The mood swings in this cycle have been exceptional. We have oscillated between calls for a V-shaped recovery to a double-dip recession to cries of secular stagnation. It is as though forecasters are behaving as hormonal teenagers. The reality is that this has been the recovery of fits-and-starts and the hysteria in forecasting is due to the following factors:


Return to normalcy: there is a tendency to forecast a return to the “steady state”, which is a function of prior business cycles. However, in this recovery, looking at past cycles has been misleading. Recoveries from major banking and real estate crises are both weaker than the normal cyclical rebound and more sensitive to shocks. As we reminded readers last week, our core story for the last six years has been that the US was in a slow, fragile recovery, and growth would only begin to pick up once balance sheets fully healed.

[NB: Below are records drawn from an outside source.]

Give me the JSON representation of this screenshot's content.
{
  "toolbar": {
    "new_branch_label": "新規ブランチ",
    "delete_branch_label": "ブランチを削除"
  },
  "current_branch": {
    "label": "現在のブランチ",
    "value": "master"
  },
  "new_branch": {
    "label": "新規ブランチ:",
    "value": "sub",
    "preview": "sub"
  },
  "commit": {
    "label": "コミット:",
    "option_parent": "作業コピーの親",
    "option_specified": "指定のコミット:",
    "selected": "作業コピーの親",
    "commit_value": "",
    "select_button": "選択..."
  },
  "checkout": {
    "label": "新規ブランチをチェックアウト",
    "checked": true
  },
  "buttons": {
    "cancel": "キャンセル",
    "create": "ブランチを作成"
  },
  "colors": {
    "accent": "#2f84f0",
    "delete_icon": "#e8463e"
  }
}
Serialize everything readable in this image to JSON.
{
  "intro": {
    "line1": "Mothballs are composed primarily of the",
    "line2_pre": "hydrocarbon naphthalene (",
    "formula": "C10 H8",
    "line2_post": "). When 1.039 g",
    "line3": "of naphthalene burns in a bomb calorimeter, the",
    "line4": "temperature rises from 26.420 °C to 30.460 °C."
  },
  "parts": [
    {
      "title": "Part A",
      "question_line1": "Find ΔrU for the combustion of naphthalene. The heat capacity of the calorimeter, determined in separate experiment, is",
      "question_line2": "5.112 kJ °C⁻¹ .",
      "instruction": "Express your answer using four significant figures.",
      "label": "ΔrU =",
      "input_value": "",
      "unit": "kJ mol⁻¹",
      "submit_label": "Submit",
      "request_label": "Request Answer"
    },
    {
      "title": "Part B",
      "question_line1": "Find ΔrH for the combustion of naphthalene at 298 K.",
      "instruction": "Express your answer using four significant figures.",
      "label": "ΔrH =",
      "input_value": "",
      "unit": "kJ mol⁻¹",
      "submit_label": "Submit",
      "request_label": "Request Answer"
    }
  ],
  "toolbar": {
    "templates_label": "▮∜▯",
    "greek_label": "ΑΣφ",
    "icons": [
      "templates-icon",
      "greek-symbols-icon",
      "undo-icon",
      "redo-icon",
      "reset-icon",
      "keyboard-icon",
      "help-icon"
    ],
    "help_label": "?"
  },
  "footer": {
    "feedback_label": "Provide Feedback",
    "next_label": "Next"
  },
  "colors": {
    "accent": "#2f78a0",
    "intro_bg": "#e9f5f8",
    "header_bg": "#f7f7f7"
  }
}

There has been a slow capitulation that the concept of normality has changed after this recession. Forecasts for potential growth have been slashed along with expectations for the equilibrium Fed funds rate. The consensus, based on the Blue Chip survey, has taken down its forecast for potential GDP growth from 2.8% pre-recession to 2.6% in 2010 and 2.3% today.1 The FOMC has similarly revision down its long-run GDP forecast (Chart 2). Forecasts for the equilibrium Fed funds rate have followed suit (Chart 3). Part of this revision would have happened regardless of the business cycle, given the aging of the population. However, it was probably a faster realization and perhaps more dramatic given the other overhangs on the economy. As the long-run estimates are adjusted, forecasters rethink estimates for growth based on a new trajectory of potential.


Trend extrapolation: It is exceptionally difficult to identify turning points in the economy. Although there were warnings of excesses in the economy and the usual signals were clear, including an inverted yield curve, forecasters continued to pencil in a recovery. In the October 2007 SEP, the FOMC was expecting growth of 1.8 - 2.5% in 2008 and 2.3 - 2.7% in 2009. Even in January 2008, as the economy was slipping into recession, the FOMC was still expecting growth of 1.3 - 2.0% for the year. Indeed, they didn’t pencil in a decline until the October 2008 SEP — they marked down 2009 growth to -0.2 to 1.1% from 2.0 to 2.8% in June. 2 The challenge is that it is difficult to fight the current trend. Many models include a trend variable, which could be as simple as a moving average of the dependent variable.


Point estimates: Economists, the private sector and the FOMC all give point estimates. It is understandable as we have to be held accountable for a forecast and need to differentiate ourselves from others. However, point estimates give a false sense of precision. In reality, we should be forecasting with confidence bands around our forecasts, so that we can illustrate the distribution of risks. For example, our forecast this year is for 2.9% growth, but we wouldn’t be surprised to see growth anywhere from the low 2’s to the mid 3’s.

Moreover, with point estimates, it is difficult to capture the vulnerability of the economy and possibility of shocks, in either direction. This is a critical challenge for the Fed’s SEP and we would therefore not be surprised if they decide to implement confidence bands, particularly around the Fed funds forecasts.

And our all time favorite:

Confirmation bias: which comes first the forecast or the data analysis? With so much data to sort through, forecasters must guard against focusing just on data that supports their case. Consider the recent debate about incipient wage inflation. A couple years ago, the short-term unemployment rate was supposedly a signal of imminent inflation. This was confirmed by a particular measure of wages —average hourly earnings for production and non-supervisory workers (AHEPN). With inflation dipping recently and particular weakness in the AHEPN series, those indicators seem to have been forgotten. When the facts change, find new facts!

It's our favorite, because as Upton Sinclair once put it, this is the "It is difficult to get a man to understand something, when his salary depends on his not understanding it" excuse. Everything else follows from there.